Here’s the Dream Syndicate performing back in 1984 in Madrid and well Steve Wynn (the vocalist) needs to lay of the Hash pipe a little, but dude this is a great track.

I’d recommend picking up this album, its great and a classic. I’ve heard people coin these guys as a Velvet Underground tribute band, take it or leave it. I’m going to leave it, I think Steve Wynn wrote some great lyrics on this album and was loving guitars and acoustics when synth was in style. He took a different path during the 80s and I respect him for that.

Lake of Fire

March 13, 2010

Lake of Fire is a great song by the Meat Puppets, Nirvana covered it and it was also lovely. The track came off of their 1982 album Meat Puppets II, Nirvana also covered Oh Me and Plateau from this album. Furthermore, the Minutemen did the Meat Puppet’s Lost on their EP Tour-Spiel.

I’m going to go out on a limb and say this is one of the most original and best albums of the 80s. Of course, Pitchfork agrees with me. Here’s what they posted (which is way better than anything I could write):

Like apple and pie, like bass and balls, country n’ hardcore just go together in that all-American way. Though the Meat Puppets’ second record is often filed under this fusion (and credited as the first to make the connection), there was really a lot more going on here than the “cowpunk” label can account for. The main thrust of the album was more psychedelic, using the claustrophobic tightness of punk and the vastness of Americana as head-metaphors, analogies for two distinct states of being really goddamn freaked out.
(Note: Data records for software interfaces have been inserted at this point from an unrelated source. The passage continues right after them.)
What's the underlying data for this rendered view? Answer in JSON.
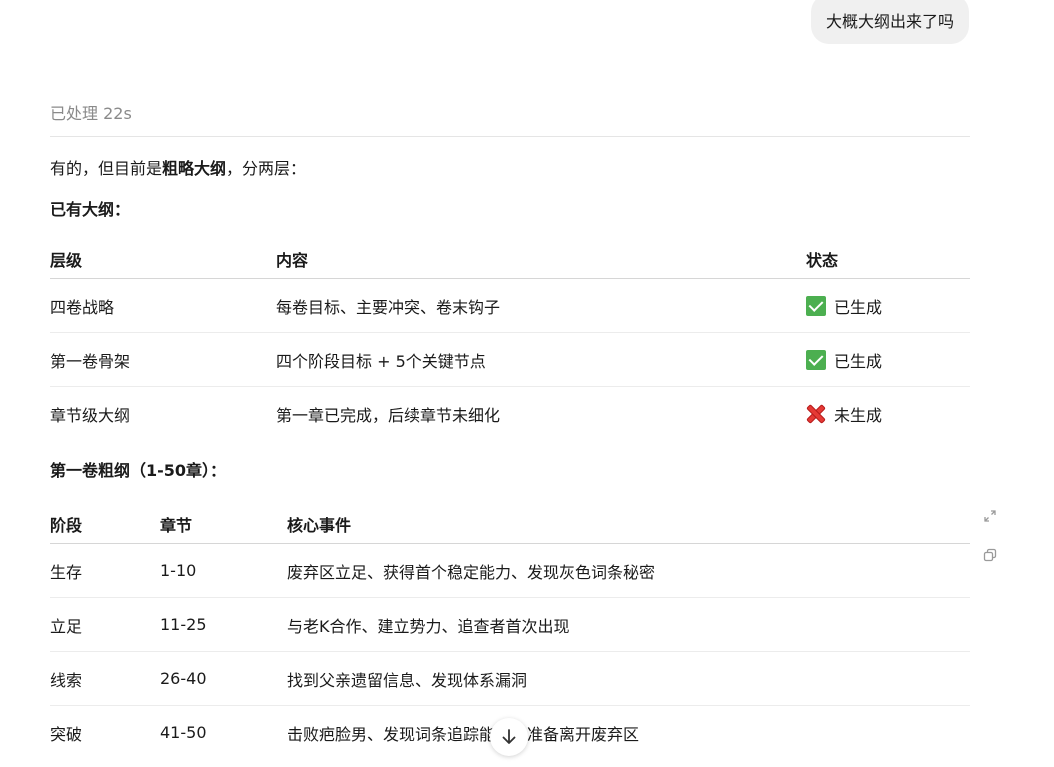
{
  "user_message": "大概大纲出来了吗",
  "thinking_status": "已处理 22s",
  "intro": {
    "prefix": "有的，但目前是",
    "bold": "粗略大纲",
    "suffix": "，分两层："
  },
  "section1": {
    "heading": "已有大纲：",
    "columns": [
      "层级",
      "内容",
      "状态"
    ],
    "rows": [
      {
        "level": "四卷战略",
        "content": "每卷目标、主要冲突、卷末钩子",
        "status": "已生成",
        "icon": "check-icon"
      },
      {
        "level": "第一卷骨架",
        "content": "四个阶段目标 + 5个关键节点",
        "status": "已生成",
        "icon": "check-icon"
      },
      {
        "level": "章节级大纲",
        "content": "第一章已完成，后续章节未细化",
        "status": "未生成",
        "icon": "cross-icon"
      }
    ]
  },
  "section2": {
    "heading": "第一卷粗纲（1-50章）：",
    "columns": [
      "阶段",
      "章节",
      "核心事件"
    ],
    "rows": [
      {
        "stage": "生存",
        "chapters": "1-10",
        "event": "废弃区立足、获得首个稳定能力、发现灰色词条秘密"
      },
      {
        "stage": "立足",
        "chapters": "11-25",
        "event": "与老K合作、建立势力、追查者首次出现"
      },
      {
        "stage": "线索",
        "chapters": "26-40",
        "event": "找到父亲遗留信息、发现体系漏洞"
      },
      {
        "stage": "突破",
        "chapters": "41-50",
        "event": "击败疤脸男、发现词条追踪能力、准备离开废弃区"
      }
    ]
  },
  "colors": {
    "check": "#4caf50",
    "cross": "#e53935",
    "bubble": "#f0f0f0",
    "muted": "#8a8a8a"
  }
}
And, while many of their heirs got the punk part right, few could approximate the huge, haunted spaces that lurk in the darker corners of this album, threatening to swallow even the most manic of the band’s outbursts.” –Brendan Reid